Home  >  Movies & TV  >  Movie Reviews

Movie & TV Reviews

Movie review: '56 Up'

Posted 3:24pm on Thursday, Feb. 21, 2013

Unrated (brief strong language); 143 min.


Like an old friend whose mere memory brings tears, the greatest cinematic experiment in sociology and psychology ever attempted returns to theaters with 56 Up. Every seven years, a new installment of the "Up" series reminds us of our mortality even as we see the years pass for the British subjects of these films.

The world met them in 1964 in Seven Up!, 14 children representing what was then a pretty broad sample of British society -- poor East End tykes, orphans, a child of mixed race, a country boy and the posh-accented scion of landed gentry and the professional classes.

Every seven years we see how Jackie and Lynn, Tony, Suzy, Symon, Neil and the others have changed -- how the attitudes and personalities they expressed as talkative 7-year-olds have manifested themselves in adult life.

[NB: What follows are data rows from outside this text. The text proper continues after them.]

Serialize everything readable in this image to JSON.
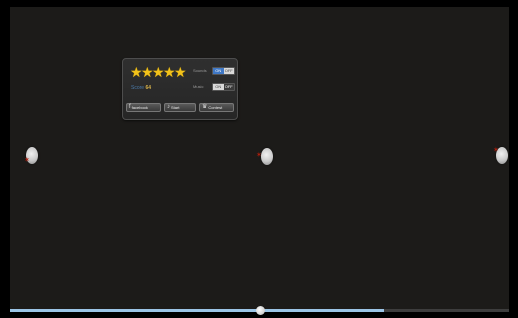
{
  "hud": {
    "rating": {
      "filled": 5,
      "max": 5,
      "star_char": "★"
    },
    "score_label": "Score",
    "score_value": "64",
    "settings": [
      {
        "label": "Sounds",
        "on": "ON",
        "off": "OFF",
        "state": "on"
      },
      {
        "label": "Music",
        "on": "ON",
        "off": "OFF",
        "state": "off"
      }
    ],
    "buttons": [
      {
        "label": "facebook",
        "icon": "facebook-icon",
        "glyph": "f"
      },
      {
        "label": "Start",
        "icon": "play-icon",
        "glyph": "♪"
      },
      {
        "label": "Contest",
        "icon": "trophy-icon",
        "glyph": "♛"
      }
    ]
  },
  "markers": [
    {
      "name": "left-marker",
      "icon": "pin-icon",
      "pin_glyph": "✶"
    },
    {
      "name": "center-marker",
      "icon": "pin-icon",
      "pin_glyph": "✶"
    },
    {
      "name": "right-marker",
      "icon": "pin-icon",
      "pin_glyph": "✶"
    }
  ],
  "playback": {
    "progress": 0.75,
    "thumb_position": 0.5
  },
  "colors": {
    "stage": "#1c1b19",
    "star": "#f2c21a",
    "toggle_on": "#3f78c6",
    "progress": "#9cc5e6",
    "pin": "#b41e0c"
  }
}
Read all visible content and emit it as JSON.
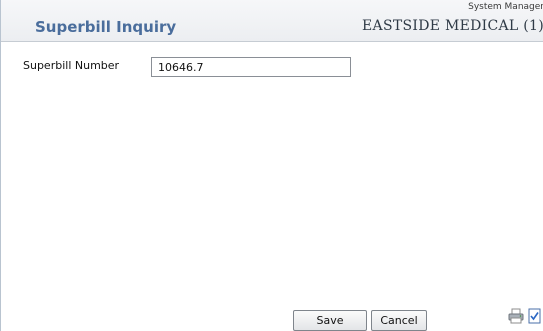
{
  "header": {
    "title": "Superbill Inquiry",
    "role": "System Manager",
    "organization": "EASTSIDE MEDICAL (1)"
  },
  "form": {
    "superbill_number_label": "Superbill Number",
    "superbill_number_value": "10646.7"
  },
  "footer": {
    "save_label": "Save",
    "cancel_label": "Cancel",
    "icons": [
      "printer-icon",
      "checklist-icon"
    ]
  },
  "colors": {
    "title": "#4a6d9c",
    "header_bg": "#eceef1"
  }
}
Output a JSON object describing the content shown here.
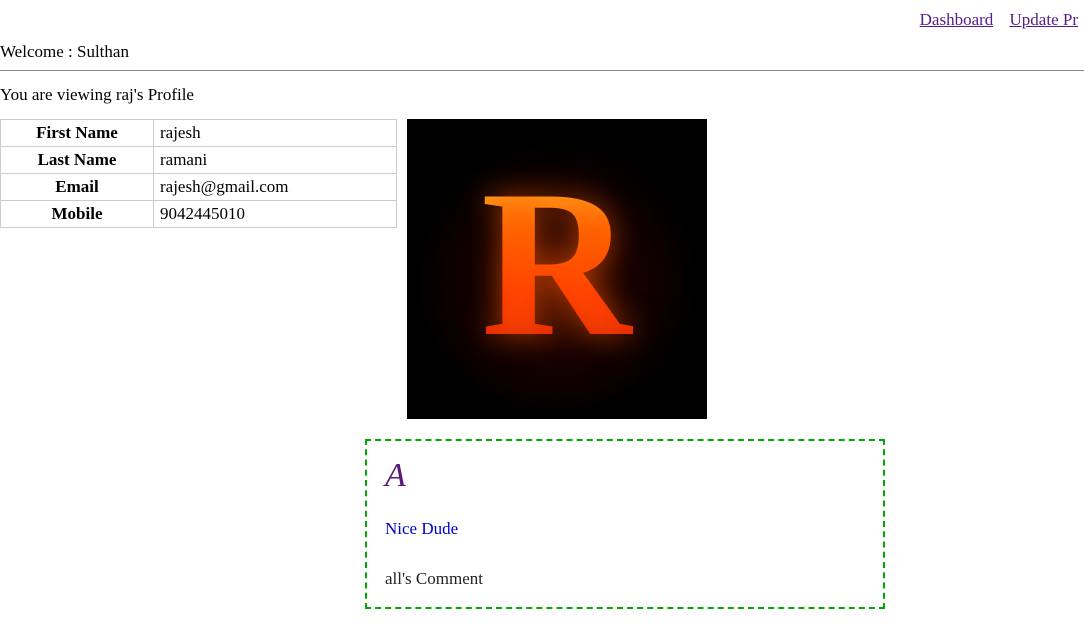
{
  "nav": {
    "dashboard": "Dashboard",
    "update_profile": "Update Pr"
  },
  "welcome_label": "Welcome : ",
  "welcome_user": "Sulthan",
  "viewing_text": "You are viewing raj's Profile",
  "profile": {
    "headers": {
      "first_name": "First Name",
      "last_name": "Last Name",
      "email": "Email",
      "mobile": "Mobile"
    },
    "values": {
      "first_name": "rajesh",
      "last_name": "ramani",
      "email": "rajesh@gmail.com",
      "mobile": "9042445010"
    }
  },
  "avatar_letter": "R",
  "comment": {
    "icon_letter": "A",
    "text": "Nice Dude",
    "by": "all's Comment"
  }
}
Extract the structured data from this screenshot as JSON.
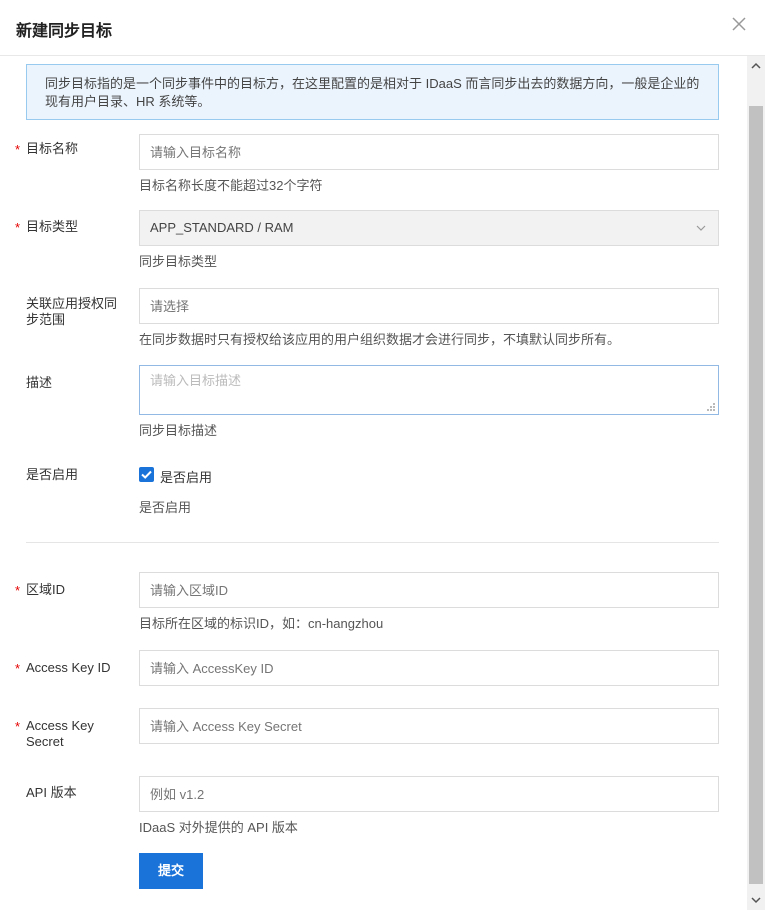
{
  "dialog": {
    "title": "新建同步目标"
  },
  "alert": {
    "text": "同步目标指的是一个同步事件中的目标方，在这里配置的是相对于 IDaaS 而言同步出去的数据方向，一般是企业的现有用户目录、HR 系统等。"
  },
  "form": {
    "target_name": {
      "label": "目标名称",
      "required": true,
      "placeholder": "请输入目标名称",
      "help": "目标名称长度不能超过32个字符"
    },
    "target_type": {
      "label": "目标类型",
      "required": true,
      "value": "APP_STANDARD / RAM",
      "help": "同步目标类型"
    },
    "auth_scope": {
      "label": "关联应用授权同步范围",
      "required": false,
      "placeholder": "请选择",
      "help": "在同步数据时只有授权给该应用的用户组织数据才会进行同步，不填默认同步所有。"
    },
    "description": {
      "label": "描述",
      "required": false,
      "placeholder": "请输入目标描述",
      "help": "同步目标描述"
    },
    "enabled": {
      "label": "是否启用",
      "checkbox_label": "是否启用",
      "checked": true,
      "help": "是否启用"
    },
    "region_id": {
      "label": "区域ID",
      "required": true,
      "placeholder": "请输入区域ID",
      "help": "目标所在区域的标识ID，如：cn-hangzhou"
    },
    "access_key_id": {
      "label": "Access Key ID",
      "required": true,
      "placeholder": "请输入 AccessKey ID"
    },
    "access_key_secret": {
      "label": "Access Key Secret",
      "required": true,
      "placeholder": "请输入 Access Key Secret"
    },
    "api_version": {
      "label": "API 版本",
      "required": false,
      "placeholder": "例如 v1.2",
      "help": "IDaaS 对外提供的 API 版本"
    },
    "submit_label": "提交"
  },
  "icons": {
    "close": "close-icon",
    "select_arrow": "chevron-down-icon",
    "checkbox": "checkmark-icon"
  },
  "colors": {
    "primary": "#1a73d9",
    "required": "#e60000",
    "alert_bg": "#ebf4fd",
    "alert_border": "#98c9ef"
  }
}
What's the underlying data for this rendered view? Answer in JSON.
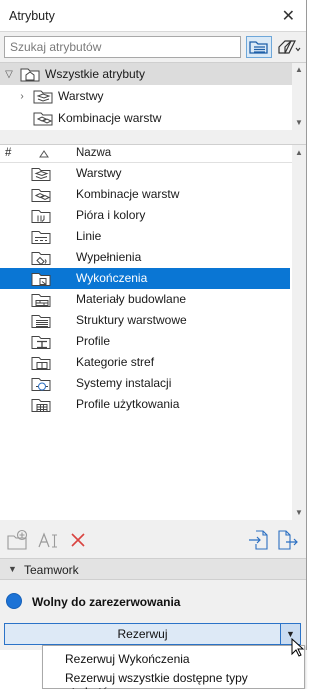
{
  "window": {
    "title": "Atrybuty",
    "close_glyph": "✕"
  },
  "search": {
    "placeholder": "Szukaj atrybutów"
  },
  "toolbar": {
    "icons": [
      "folder-view-icon",
      "tag-filter-icon"
    ]
  },
  "tree": {
    "items": [
      {
        "label": "Wszystkie atrybuty",
        "expanded": true,
        "icon": "all-attributes-icon"
      },
      {
        "label": "Warstwy",
        "expanded": false,
        "icon": "layers-icon"
      },
      {
        "label": "Kombinacje warstw",
        "icon": "layer-combinations-icon"
      }
    ]
  },
  "list": {
    "columns": [
      "#",
      "Nazwa"
    ],
    "selected_index": 5,
    "rows": [
      {
        "label": "Warstwy",
        "icon": "layers-icon"
      },
      {
        "label": "Kombinacje warstw",
        "icon": "layer-combinations-icon"
      },
      {
        "label": "Pióra i kolory",
        "icon": "pens-colors-icon"
      },
      {
        "label": "Linie",
        "icon": "lines-icon"
      },
      {
        "label": "Wypełnienia",
        "icon": "fills-icon"
      },
      {
        "label": "Wykończenia",
        "icon": "surfaces-icon"
      },
      {
        "label": "Materiały budowlane",
        "icon": "building-materials-icon"
      },
      {
        "label": "Struktury warstwowe",
        "icon": "composites-icon"
      },
      {
        "label": "Profile",
        "icon": "profiles-icon"
      },
      {
        "label": "Kategorie stref",
        "icon": "zone-categories-icon"
      },
      {
        "label": "Systemy instalacji",
        "icon": "mep-systems-icon"
      },
      {
        "label": "Profile użytkowania",
        "icon": "operation-profiles-icon"
      }
    ]
  },
  "bottom_tools": [
    "new-attribute-icon",
    "rename-icon",
    "delete-icon",
    "import-icon",
    "export-icon"
  ],
  "teamwork": {
    "section_label": "Teamwork",
    "status_text": "Wolny do zarezerwowania",
    "status_color": "#1d73d6",
    "reserve_button": "Rezerwuj",
    "menu_items": [
      "Rezerwuj Wykończenia",
      "Rezerwuj wszystkie dostępne typy atrybutów."
    ]
  },
  "colors": {
    "selection": "#0a76d4",
    "accent": "#2b73c8",
    "delete_red": "#d9433f"
  }
}
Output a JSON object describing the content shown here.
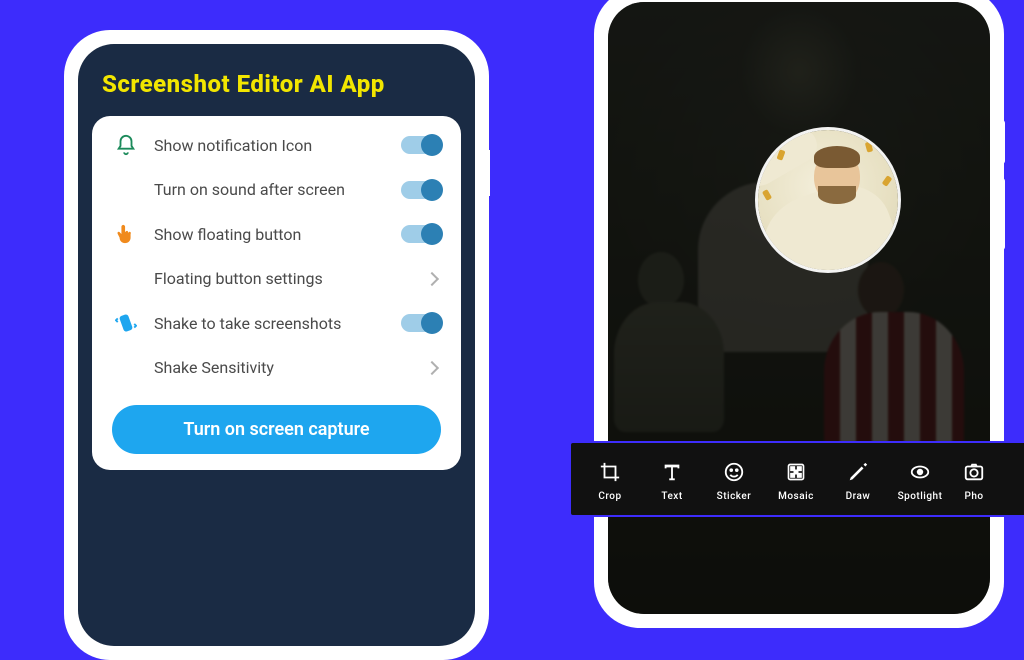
{
  "title": "Screenshot Editor AI App",
  "settings": {
    "items": [
      {
        "label": "Show notification Icon",
        "control": "switch",
        "icon": "bell"
      },
      {
        "label": "Turn on sound after screen",
        "control": "switch",
        "icon": null
      },
      {
        "label": "Show floating button",
        "control": "switch",
        "icon": "pointer"
      },
      {
        "label": "Floating button settings",
        "control": "chevron",
        "icon": null
      },
      {
        "label": "Shake to take screenshots",
        "control": "switch",
        "icon": "shake"
      },
      {
        "label": "Shake Sensitivity",
        "control": "chevron",
        "icon": null
      }
    ],
    "cta_label": "Turn on screen capture"
  },
  "toolbar": {
    "items": [
      {
        "label": "Crop",
        "icon": "crop"
      },
      {
        "label": "Text",
        "icon": "text"
      },
      {
        "label": "Sticker",
        "icon": "sticker"
      },
      {
        "label": "Mosaic",
        "icon": "mosaic"
      },
      {
        "label": "Draw",
        "icon": "draw"
      },
      {
        "label": "Spotlight",
        "icon": "spotlight"
      },
      {
        "label": "Pho",
        "icon": "photo"
      }
    ]
  }
}
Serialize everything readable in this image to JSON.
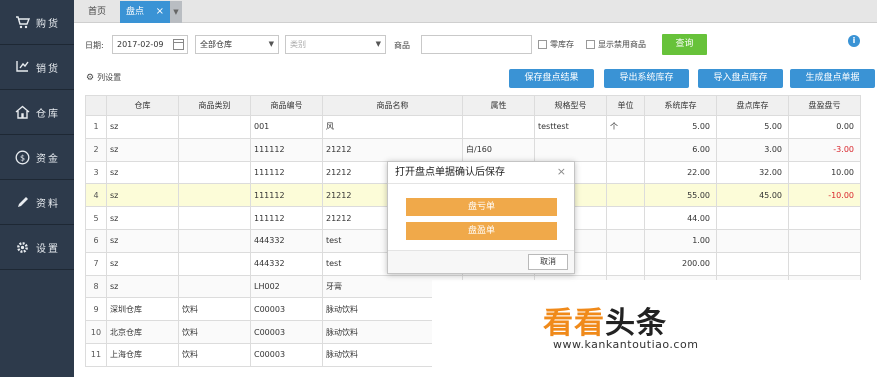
{
  "sidebar": {
    "items": [
      {
        "label": "购货",
        "icon": "cart-icon"
      },
      {
        "label": "销货",
        "icon": "cart-out-icon"
      },
      {
        "label": "仓库",
        "icon": "home-icon"
      },
      {
        "label": "资金",
        "icon": "money-icon"
      },
      {
        "label": "资料",
        "icon": "pencil-icon"
      },
      {
        "label": "设置",
        "icon": "gear-icon"
      }
    ]
  },
  "tabs": {
    "home": "首页",
    "active": "盘点",
    "close": "×",
    "dropdown": "▼"
  },
  "filter": {
    "date_label": "日期:",
    "date_value": "2017-02-09",
    "warehouse_value": "全部仓库",
    "category_placeholder": "类别",
    "goods_label": "商品",
    "zero_stock_label": "零库存",
    "show_disabled_label": "显示禁用商品",
    "query_label": "查询",
    "info": "i"
  },
  "toolbar": {
    "column_settings": "列设置",
    "buttons": [
      "保存盘点结果",
      "导出系统库存",
      "导入盘点库存",
      "生成盘点单据"
    ]
  },
  "table": {
    "headers": [
      "",
      "仓库",
      "商品类别",
      "商品编号",
      "商品名称",
      "属性",
      "规格型号",
      "单位",
      "系统库存",
      "盘点库存",
      "盘盈盘亏"
    ],
    "rows": [
      [
        "1",
        "sz",
        "",
        "001",
        "风",
        "",
        "testtest",
        "个",
        "5.00",
        "5.00",
        "0.00"
      ],
      [
        "2",
        "sz",
        "",
        "111112",
        "21212",
        "白/160",
        "",
        "",
        "6.00",
        "3.00",
        "-3.00"
      ],
      [
        "3",
        "sz",
        "",
        "111112",
        "21212",
        "",
        "",
        "",
        "22.00",
        "32.00",
        "10.00"
      ],
      [
        "4",
        "sz",
        "",
        "111112",
        "21212",
        "",
        "",
        "",
        "55.00",
        "45.00",
        "-10.00"
      ],
      [
        "5",
        "sz",
        "",
        "111112",
        "21212",
        "",
        "",
        "",
        "44.00",
        "",
        ""
      ],
      [
        "6",
        "sz",
        "",
        "444332",
        "test",
        "",
        "",
        "",
        "1.00",
        "",
        ""
      ],
      [
        "7",
        "sz",
        "",
        "444332",
        "test",
        "",
        "",
        "",
        "200.00",
        "",
        ""
      ],
      [
        "8",
        "sz",
        "",
        "LH002",
        "牙膏",
        "",
        "",
        "",
        "",
        "",
        ""
      ],
      [
        "9",
        "深圳仓库",
        "饮料",
        "C00003",
        "脉动饮料",
        "",
        "",
        "",
        "",
        "",
        ""
      ],
      [
        "10",
        "北京仓库",
        "饮料",
        "C00003",
        "脉动饮料",
        "",
        "",
        "",
        "",
        "",
        ""
      ],
      [
        "11",
        "上海仓库",
        "饮料",
        "C00003",
        "脉动饮料",
        "",
        "",
        "",
        "",
        "",
        ""
      ]
    ],
    "highlight_row": 3
  },
  "dialog": {
    "title": "打开盘点单据确认后保存",
    "close": "×",
    "btn_loss": "盘亏单",
    "btn_gain": "盘盈单",
    "cancel": "取消"
  },
  "watermark": {
    "logo_orange": "看看",
    "logo_black": "头条",
    "url": "www.kankantoutiao.com"
  },
  "colors": {
    "sidebar_bg": "#2d3a4b",
    "accent_blue": "#3a93d5",
    "query_green": "#67c23a",
    "dialog_orange": "#f0a94a",
    "negative_red": "#d9262c",
    "highlight_row": "#fcfcd8"
  }
}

The psychology of the piece comes from the candid nature of the questions, then and now. Kids, then adults, talk about their concept of love, happiness, success, their worries, fears and hopes. The sociology comes from the way Britain has changed over their lives -- a vast influx of immigrants that prompts Tony, the taxi driver, to make intemperate remarks. Interviewer-director Michael Apted wonders if he's racist. But he lets Tony explain himself -- the hardship of economic competition from that influx.

Apted, involved with the series from the start, went on to make Coal Miner's Daughter, a Bond film, action pictures -- a pretty solid career in the movies. But this is what he will be remembered for, prying, interrogating and charming these kids-turned-adults every seven years, patiently pulling together confessional interviews that paint wonderful portraits of people through the long course of their lives. He forces them, and us, to take stock every seven years. Not a bad idea for anybody.

Exclusive: Landmark Magnolia, Dallas

-- Roger Moore, McClatchy-Tribune News Service

We welcome your comments on this story, but please be civil. Do not use profanity, hate speech, threats, personal abuse, images, internet links or any device to draw undue attention. Our policy requires those wishing to post here to use their real identity.

Our commenting policy | Facebook commenting FAQ | Why Facebook?


Hey there. or join DFW.com. Your account. Log out.

Remember me




We now have a new, simpler way for you to enter and search for events, at listings.dfw.com. As always, when you submit an event to appear online, it will also be available for us in our print publication. But now you can simply enter your event and provide an email address, rather than creating a separate account and registering. Our new listings tool is still a work in progress, so we appreciate your patience as we fine-tune it. Please contact us at hsvokos@dfw.com if you have any questions or concerns.